“We have less people on the regular medical/surgical COVID beds but we definitely still have a lot of very, very sick people,” said Ivan Melendez, the Hidalgo County health authority.

One explanation Melendez offered as to why the general bed population experienced a significant drop is that health providers are sending people home that aren’t that sick but, perhaps more importantly, they are able to send them home.

“Before we couldn’t get oxygen at home, now we have oxygen concentrators,” Melendez said. “We have equipment where people can actually go home that before, we didn’t have any alternative than to keep them because we didn’t have the oxygen supply that you can use at home.”

Dr. Ivan Melendez

That ability to discharge patients alleviates some of that capacity but there are also other factors, Melendez said.

One such factor is that healthcare providers are better able to treat the disease than they did a few months ago.

“We’re certainly a lot better in giving people more options than we were, say, four months ago,” he said, listing Remdesivir, convalescent plasma, steroids, and anticoagulants as available treatments.

“I think that the way that we treat the disease, even though it still can be lethal, is better than it was before,” Melendez said. “Even though it’s still an incurable disease, we still have greater knowledge on how to deal with it.”

But the decline certainly doesn’t mean the virus is disappearing.

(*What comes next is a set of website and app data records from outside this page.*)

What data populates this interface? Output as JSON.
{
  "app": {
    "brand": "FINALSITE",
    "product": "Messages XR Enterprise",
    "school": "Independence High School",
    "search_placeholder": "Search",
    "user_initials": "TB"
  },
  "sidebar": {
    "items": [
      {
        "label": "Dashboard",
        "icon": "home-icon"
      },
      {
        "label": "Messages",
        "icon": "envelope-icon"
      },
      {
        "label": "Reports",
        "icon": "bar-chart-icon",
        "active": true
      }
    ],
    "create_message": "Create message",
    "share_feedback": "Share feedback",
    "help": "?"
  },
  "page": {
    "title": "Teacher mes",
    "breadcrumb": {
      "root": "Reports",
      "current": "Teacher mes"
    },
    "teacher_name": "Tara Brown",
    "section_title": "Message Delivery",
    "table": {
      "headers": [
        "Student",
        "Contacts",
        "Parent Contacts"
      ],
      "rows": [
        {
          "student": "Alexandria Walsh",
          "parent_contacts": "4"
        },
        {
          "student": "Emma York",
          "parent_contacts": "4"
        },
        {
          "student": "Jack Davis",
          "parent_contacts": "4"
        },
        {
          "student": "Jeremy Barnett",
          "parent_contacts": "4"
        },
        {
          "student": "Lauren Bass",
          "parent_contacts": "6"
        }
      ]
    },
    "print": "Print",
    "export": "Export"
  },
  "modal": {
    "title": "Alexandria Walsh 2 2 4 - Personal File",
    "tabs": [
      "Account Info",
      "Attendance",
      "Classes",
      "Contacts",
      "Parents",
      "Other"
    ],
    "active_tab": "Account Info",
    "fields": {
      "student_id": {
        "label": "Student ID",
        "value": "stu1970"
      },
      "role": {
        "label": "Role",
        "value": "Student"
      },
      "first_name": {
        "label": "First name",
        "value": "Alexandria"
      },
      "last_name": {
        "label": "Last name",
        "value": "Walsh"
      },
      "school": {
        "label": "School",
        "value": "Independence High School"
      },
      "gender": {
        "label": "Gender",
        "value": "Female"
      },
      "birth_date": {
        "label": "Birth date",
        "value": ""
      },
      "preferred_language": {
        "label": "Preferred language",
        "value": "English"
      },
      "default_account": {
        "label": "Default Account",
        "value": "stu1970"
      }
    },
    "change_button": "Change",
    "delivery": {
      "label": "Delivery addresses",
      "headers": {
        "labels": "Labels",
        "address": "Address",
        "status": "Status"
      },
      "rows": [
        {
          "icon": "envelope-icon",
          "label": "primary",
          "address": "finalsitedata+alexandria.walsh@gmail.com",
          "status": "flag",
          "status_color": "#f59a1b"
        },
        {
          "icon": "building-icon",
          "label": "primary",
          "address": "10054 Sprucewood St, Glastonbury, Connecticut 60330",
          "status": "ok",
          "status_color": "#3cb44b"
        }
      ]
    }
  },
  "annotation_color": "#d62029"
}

In fact, by most other metrics, it is still negatively affecting the Valley community as much as it ever did.

“If you look to see the number of people coming back positive in the community, it’s still over 500 almost every day,” Melendez said, noting that Hidalgo County had a 15% positivity rate among those tested and 4% death rate among those infected.

“The numbers — after the Fourth of July and Memorial Day fiasco — started going down,” Melendez said, partly attributing Hurricane Hanna for people staying at home.

“But those people that are actually in the hospital are very, very sick,” he said. “They’re still dying in great numbers and even though we’ve plateaued, we’ve plateaued at a very high rate.”

He said the bottom line was that COVID-19 in Hidalgo County was far from over and people should not be lulled into a false sense of security when seeing numbers improving.

“I think we’re still very susceptible to having spikes and peaks in the near future,” he said.

Likely due to patterns of people getting together during long weekends, Melendez said he was concerned about Labor Day next month.

Medical personnel treat a COVID-19 patient at DHR Health on July 29 in Edinburg. (Eric Gay | The Associated Press)

He said he’s also worried about the start of the NFL season when people like to go to each other’s houses to watch football games, and he’s concerned with the reopening of schools.

“All these activities are going to bring people together,” he said.

“We’re very social beings,” Melendez added. “This tricky virus takes advantage of that.”

He said he understood how difficult it was to stay away from people but he urged those that can maintain social distance to do so.

The county is nearing 1,000 deaths due to the disease, he reminded, and said that if it’s assumed 15% of the population have the virus, that’s close to 160,000 people.

“We’re all COVID fatigued,” he added, “we’re all sick and tired of hearing about COVID but COVID-19 in Hidalgo County is still a very serious and challenging healthcare problem that, even at today’s numbers, would still be the most severe and challenging health crisis that we’ve ever faced in this county.”